What makes a great guitar solo?  Is it how fast or flashy it is, or how slow and soulful it is?  Does it sound like a voice that you could sing to, telling its own story?  Does it start small but then crescendos into a colossal showcase of talent and emotion?  Solos are great for different reasons, but the one thing all great solos have is soul.  The following solos are my favorites, and they’re each here for different reasons.  These aren’t necessarily the best solos I’ve ever heard, but each solo here has soul and shows what can happen when an talented guitarist is in harmony with his instrument.

The Beatles – “Something” (Guitar Player: George Harrison)


Jimi Hendrix & The Band Of Gypsys – “Machine Gun” (Guitar Player: Jimi Hendrix)


Wilco – “Impossible Germany” (Guitar Player: Niles Cline)


John Mayer – “Covered In Rain” (Guitar Player: John Mayer)
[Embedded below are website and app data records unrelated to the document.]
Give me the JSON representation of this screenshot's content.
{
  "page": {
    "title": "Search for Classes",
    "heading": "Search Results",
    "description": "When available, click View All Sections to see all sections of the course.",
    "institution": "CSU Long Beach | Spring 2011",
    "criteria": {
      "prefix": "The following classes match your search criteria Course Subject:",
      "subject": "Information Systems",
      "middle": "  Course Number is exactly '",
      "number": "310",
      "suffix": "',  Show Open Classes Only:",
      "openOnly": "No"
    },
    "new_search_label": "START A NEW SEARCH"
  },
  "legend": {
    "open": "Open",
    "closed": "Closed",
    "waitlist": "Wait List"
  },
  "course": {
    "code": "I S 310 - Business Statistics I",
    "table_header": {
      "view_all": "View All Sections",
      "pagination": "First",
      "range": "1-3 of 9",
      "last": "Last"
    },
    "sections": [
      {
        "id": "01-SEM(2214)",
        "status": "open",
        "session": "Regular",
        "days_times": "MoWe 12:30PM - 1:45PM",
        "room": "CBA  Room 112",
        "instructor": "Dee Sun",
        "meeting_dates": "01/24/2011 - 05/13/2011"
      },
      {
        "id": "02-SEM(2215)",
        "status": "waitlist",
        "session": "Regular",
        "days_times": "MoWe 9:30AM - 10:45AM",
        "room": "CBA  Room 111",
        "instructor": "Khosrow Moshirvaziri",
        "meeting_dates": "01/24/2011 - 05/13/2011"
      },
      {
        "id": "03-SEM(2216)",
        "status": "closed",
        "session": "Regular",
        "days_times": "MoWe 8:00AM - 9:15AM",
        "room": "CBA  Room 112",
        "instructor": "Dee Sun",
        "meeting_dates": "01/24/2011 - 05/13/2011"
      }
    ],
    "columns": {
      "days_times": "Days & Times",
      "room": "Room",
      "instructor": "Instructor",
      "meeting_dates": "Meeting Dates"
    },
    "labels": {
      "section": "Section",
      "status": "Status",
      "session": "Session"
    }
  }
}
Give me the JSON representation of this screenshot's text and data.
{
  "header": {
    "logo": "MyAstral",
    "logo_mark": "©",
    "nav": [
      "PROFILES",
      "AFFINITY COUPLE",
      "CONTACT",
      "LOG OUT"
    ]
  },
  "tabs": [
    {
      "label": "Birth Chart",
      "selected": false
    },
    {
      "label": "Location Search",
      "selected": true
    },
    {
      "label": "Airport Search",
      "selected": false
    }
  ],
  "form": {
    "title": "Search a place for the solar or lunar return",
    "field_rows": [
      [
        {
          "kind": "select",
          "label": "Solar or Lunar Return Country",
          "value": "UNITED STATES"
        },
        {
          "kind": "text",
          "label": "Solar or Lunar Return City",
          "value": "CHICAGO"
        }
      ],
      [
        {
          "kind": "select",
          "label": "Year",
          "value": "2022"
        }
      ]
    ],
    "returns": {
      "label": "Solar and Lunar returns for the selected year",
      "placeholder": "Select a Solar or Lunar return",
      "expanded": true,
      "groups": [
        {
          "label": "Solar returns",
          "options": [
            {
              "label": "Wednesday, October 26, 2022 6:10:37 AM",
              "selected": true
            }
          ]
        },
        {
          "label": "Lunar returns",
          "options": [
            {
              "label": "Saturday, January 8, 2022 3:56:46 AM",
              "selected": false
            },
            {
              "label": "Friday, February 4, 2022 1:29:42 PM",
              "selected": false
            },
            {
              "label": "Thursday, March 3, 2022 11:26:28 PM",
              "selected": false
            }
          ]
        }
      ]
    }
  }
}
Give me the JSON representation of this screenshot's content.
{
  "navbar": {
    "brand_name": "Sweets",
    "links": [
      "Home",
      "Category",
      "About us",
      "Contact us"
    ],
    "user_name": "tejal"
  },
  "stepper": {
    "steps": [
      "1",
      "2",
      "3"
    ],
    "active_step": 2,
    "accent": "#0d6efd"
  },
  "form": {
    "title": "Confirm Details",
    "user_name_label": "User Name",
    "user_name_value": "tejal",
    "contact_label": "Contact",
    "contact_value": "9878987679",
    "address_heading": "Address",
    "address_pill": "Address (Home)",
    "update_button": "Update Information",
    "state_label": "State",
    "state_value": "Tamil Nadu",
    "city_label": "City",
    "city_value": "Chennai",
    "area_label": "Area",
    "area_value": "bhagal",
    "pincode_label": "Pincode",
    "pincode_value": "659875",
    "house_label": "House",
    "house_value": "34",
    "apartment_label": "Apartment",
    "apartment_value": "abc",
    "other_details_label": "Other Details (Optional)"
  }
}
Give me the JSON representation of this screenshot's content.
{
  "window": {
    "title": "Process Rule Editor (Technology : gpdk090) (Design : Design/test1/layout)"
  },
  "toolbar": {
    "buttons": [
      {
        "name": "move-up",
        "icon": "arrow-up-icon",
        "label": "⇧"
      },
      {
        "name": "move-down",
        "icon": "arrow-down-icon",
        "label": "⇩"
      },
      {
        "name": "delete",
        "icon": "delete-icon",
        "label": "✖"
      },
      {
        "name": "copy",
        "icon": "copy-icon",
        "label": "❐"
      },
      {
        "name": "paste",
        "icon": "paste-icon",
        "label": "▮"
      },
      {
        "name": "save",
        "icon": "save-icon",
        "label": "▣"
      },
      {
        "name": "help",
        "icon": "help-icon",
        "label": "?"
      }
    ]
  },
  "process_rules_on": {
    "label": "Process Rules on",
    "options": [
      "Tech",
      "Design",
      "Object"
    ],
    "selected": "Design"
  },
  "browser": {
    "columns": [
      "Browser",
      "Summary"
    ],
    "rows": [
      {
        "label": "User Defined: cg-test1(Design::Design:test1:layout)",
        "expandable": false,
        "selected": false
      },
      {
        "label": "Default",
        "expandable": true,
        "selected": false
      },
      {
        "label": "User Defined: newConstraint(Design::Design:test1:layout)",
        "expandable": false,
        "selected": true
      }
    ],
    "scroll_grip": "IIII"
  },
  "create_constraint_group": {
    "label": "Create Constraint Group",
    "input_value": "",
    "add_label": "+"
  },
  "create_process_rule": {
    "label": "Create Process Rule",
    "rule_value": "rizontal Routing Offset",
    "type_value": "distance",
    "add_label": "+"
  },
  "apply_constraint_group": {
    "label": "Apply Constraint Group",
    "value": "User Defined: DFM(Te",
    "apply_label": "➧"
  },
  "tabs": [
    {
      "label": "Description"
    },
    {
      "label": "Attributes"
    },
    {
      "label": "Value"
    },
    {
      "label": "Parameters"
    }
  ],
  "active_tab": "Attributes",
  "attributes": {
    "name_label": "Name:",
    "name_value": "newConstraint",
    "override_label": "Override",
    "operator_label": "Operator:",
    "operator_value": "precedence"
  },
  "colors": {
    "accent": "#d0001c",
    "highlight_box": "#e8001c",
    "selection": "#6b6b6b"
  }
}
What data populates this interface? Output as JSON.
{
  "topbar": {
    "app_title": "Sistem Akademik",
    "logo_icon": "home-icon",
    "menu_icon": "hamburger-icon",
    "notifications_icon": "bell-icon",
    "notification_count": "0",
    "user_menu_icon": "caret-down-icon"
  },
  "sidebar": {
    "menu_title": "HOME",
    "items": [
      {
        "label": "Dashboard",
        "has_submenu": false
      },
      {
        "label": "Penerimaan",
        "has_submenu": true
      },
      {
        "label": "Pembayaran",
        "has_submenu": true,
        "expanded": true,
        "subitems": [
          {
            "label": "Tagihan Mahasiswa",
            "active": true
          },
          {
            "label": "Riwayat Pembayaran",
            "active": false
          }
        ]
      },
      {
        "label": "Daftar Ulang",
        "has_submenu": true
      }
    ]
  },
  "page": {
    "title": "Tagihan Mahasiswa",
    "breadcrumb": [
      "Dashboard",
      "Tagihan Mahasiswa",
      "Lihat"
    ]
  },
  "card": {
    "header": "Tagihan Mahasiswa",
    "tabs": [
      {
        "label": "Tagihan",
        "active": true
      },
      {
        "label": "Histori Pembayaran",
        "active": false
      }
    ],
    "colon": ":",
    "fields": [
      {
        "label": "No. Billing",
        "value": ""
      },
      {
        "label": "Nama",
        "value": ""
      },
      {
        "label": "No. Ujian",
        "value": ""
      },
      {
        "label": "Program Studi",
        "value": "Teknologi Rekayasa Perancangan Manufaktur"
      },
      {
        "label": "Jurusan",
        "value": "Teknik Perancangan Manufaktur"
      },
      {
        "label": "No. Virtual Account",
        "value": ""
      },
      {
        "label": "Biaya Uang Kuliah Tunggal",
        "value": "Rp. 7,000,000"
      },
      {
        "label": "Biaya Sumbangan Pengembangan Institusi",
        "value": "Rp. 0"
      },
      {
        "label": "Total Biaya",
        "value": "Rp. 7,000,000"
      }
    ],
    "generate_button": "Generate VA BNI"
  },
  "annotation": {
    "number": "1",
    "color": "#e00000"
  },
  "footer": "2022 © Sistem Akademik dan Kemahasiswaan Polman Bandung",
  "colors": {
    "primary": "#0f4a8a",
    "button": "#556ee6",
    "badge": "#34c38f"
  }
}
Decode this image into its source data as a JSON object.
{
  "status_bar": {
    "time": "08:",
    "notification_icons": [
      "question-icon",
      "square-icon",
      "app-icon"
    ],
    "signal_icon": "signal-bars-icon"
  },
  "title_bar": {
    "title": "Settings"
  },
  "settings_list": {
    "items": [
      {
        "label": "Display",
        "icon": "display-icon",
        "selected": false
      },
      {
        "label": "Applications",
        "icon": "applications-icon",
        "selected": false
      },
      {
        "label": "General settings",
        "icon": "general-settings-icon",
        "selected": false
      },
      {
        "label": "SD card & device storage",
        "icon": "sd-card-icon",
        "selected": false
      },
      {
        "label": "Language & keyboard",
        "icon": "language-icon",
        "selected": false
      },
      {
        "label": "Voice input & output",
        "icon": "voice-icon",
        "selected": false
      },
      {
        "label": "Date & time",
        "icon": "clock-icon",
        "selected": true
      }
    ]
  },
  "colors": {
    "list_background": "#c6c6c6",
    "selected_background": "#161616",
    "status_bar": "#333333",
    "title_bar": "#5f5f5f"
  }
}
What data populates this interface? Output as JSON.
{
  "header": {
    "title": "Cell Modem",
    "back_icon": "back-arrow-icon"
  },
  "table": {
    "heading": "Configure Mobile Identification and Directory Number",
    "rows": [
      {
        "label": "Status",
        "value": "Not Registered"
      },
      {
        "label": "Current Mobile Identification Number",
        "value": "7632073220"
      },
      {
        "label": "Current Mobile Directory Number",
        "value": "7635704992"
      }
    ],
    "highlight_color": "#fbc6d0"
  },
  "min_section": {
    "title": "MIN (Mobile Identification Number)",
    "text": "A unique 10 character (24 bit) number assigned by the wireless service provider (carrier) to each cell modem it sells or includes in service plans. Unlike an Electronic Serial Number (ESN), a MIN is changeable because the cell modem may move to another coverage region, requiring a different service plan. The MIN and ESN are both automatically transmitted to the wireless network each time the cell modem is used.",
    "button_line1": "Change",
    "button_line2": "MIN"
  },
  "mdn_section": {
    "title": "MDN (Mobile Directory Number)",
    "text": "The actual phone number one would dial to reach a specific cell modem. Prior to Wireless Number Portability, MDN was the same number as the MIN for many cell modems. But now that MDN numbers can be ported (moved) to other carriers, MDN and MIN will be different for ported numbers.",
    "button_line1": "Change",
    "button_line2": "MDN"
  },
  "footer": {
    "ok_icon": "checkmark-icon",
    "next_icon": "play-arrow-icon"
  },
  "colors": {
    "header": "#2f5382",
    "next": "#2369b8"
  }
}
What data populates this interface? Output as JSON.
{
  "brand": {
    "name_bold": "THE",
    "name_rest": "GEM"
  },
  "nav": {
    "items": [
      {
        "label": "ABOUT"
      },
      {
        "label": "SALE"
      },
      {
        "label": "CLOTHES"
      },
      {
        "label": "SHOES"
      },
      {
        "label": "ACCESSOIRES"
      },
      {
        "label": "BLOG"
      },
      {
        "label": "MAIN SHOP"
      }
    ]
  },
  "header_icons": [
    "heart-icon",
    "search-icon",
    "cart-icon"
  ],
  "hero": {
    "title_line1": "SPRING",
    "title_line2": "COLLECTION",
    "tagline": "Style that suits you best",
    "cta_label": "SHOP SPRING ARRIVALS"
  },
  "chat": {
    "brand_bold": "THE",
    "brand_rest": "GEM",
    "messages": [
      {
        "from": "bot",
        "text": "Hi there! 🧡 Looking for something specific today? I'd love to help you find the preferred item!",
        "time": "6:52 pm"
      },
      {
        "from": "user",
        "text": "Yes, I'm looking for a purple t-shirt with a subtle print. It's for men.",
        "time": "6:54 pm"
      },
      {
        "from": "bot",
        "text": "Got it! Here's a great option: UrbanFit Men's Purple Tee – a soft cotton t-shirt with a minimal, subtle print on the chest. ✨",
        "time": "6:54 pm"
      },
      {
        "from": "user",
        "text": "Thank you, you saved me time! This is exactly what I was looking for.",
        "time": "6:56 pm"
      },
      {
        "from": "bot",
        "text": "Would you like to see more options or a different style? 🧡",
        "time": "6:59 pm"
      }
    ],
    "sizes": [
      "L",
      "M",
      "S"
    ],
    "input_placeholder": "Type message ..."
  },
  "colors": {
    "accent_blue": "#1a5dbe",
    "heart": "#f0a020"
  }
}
Led Zeppelin – “Heartbreaker” (Guitar Player: Jimmy Page)


Prince – “I Could Never Take The Place Of Your Man” (Guitar Player: Prince)


Steely Dan – “Kid Charlemagne” (Guitar Player: Larry Carlton)


Sublime – “Santeria” (Guitar Player: Brad Nowell)


The White Stripes – “Ball And Biscuit” (Guitar Player: Jack White)


Pink Floyd – “Money” (Guitar Player: David Gilmour)


Tedeschi Trucks Band – “Midnight in Harlem” (Guitar Player: Derek Trucks)


Dire Straits – “Sultans of Swing” (Guitar Player: Mark Knopfler)


Were there any that I miss? Comment below or hit me up on twitter @HeadfoneNation

And before you say anything, Yes, “Stairway to Heaven” was denied from this list.  Sorry Wayne.